A driver at the wheel of a coach that overturned in Norfolk on Christmas Eve, injuring 19 elderly passengers, has been spared a driving ban.
Gerald Calver, 52, was driving the coach when it crashed on the A140 at Horsham St Faith, near Norwich.
Appearing before Norwich magistrates, Calver, of Glebe Way, Mendlesham, Suffolk admitted careless driving.
His licence was endorsed with six penalty points, and he was fined £375 with £85 costs and a £15 surcharge.
Calver had volunteered to work over the Christmas period, driving mostly elderly passengers on a "turkey and tinsel" break, the court heard.
He was driving 48 passengers back from Sheringham to the Holiday Inn at Norwich International Airport when the crash happened at about 1540 GMT, closing the road for six hours.
Five people were seriously injured in the crash.
The court heard Calver, who was not hurt, could not remember what happened in the crash but was taken to hospital where he was found to have a high temperature and flu.
His coach's tachograph showed he had been speeding earlier on the journey, but the court heard speed was not a factor in the crash, which happened at 12mph.
Magistrates heard Calver, who had driven for Mendlesham-based coach company Galloway Travel for 25 years, had two previous speeding convictions.
But he escaped a driving ban after pleading extreme hardship.
Calver told the court he had to care for his elderly father and his ex-partner's child with special needs.
David Cattermole, traffic manager for Galloway Travel, said Calver was a valued employee, but that he would have to sack him if he lost his driving licence.
Janet Evans-Jones, chairman of the bench, told Calver his offence had not been at the lower end of the scale, and that he had been speeding before the crash.
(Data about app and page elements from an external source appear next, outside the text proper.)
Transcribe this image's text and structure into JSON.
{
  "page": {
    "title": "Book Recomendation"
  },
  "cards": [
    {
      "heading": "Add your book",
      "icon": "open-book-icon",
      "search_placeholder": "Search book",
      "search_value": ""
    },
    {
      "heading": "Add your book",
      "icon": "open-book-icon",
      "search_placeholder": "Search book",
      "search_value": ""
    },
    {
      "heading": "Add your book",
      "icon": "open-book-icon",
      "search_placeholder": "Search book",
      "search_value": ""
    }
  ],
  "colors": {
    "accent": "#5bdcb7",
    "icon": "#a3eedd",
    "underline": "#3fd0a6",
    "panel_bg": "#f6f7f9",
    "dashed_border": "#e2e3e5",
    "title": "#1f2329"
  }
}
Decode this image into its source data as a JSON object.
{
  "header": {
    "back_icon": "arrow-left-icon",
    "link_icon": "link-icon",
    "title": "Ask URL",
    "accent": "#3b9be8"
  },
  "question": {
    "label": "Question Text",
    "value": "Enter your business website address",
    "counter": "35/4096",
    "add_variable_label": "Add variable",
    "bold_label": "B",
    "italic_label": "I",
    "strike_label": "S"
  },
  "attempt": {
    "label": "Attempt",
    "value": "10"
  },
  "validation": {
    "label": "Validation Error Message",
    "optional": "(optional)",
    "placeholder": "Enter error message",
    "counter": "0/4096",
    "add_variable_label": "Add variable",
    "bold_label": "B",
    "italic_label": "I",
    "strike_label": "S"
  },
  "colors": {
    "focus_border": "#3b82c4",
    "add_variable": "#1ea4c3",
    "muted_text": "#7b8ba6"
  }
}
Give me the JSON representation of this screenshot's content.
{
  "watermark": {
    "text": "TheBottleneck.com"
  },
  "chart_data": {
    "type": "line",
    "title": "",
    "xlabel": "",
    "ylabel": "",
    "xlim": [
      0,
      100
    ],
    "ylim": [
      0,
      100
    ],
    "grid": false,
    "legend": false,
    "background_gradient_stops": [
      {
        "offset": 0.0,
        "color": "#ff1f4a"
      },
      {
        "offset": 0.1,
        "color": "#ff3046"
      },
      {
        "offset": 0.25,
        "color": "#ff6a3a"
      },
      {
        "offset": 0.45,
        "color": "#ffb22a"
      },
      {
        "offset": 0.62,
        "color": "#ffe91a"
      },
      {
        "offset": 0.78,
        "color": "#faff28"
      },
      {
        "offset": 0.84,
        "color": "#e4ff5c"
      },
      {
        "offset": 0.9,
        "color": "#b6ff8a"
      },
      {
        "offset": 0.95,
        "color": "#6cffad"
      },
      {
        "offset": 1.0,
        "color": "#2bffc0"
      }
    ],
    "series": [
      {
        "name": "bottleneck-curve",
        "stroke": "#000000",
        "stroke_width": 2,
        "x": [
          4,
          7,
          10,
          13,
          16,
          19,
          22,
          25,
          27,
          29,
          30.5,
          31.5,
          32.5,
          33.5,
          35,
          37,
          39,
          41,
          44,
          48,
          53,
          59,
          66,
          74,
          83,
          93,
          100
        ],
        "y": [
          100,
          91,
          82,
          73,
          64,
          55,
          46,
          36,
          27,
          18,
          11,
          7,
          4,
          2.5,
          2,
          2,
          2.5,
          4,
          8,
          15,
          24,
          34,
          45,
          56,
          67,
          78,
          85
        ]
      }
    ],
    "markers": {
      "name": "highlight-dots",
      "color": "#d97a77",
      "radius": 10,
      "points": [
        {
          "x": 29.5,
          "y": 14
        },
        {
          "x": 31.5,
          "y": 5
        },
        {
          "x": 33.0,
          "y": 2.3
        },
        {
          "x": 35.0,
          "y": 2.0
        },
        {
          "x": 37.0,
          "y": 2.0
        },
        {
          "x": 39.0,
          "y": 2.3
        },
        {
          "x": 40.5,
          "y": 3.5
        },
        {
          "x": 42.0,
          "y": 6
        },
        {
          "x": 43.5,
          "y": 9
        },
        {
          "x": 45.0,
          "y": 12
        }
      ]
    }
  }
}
"You said you felt unwell but continued to drive," she told him.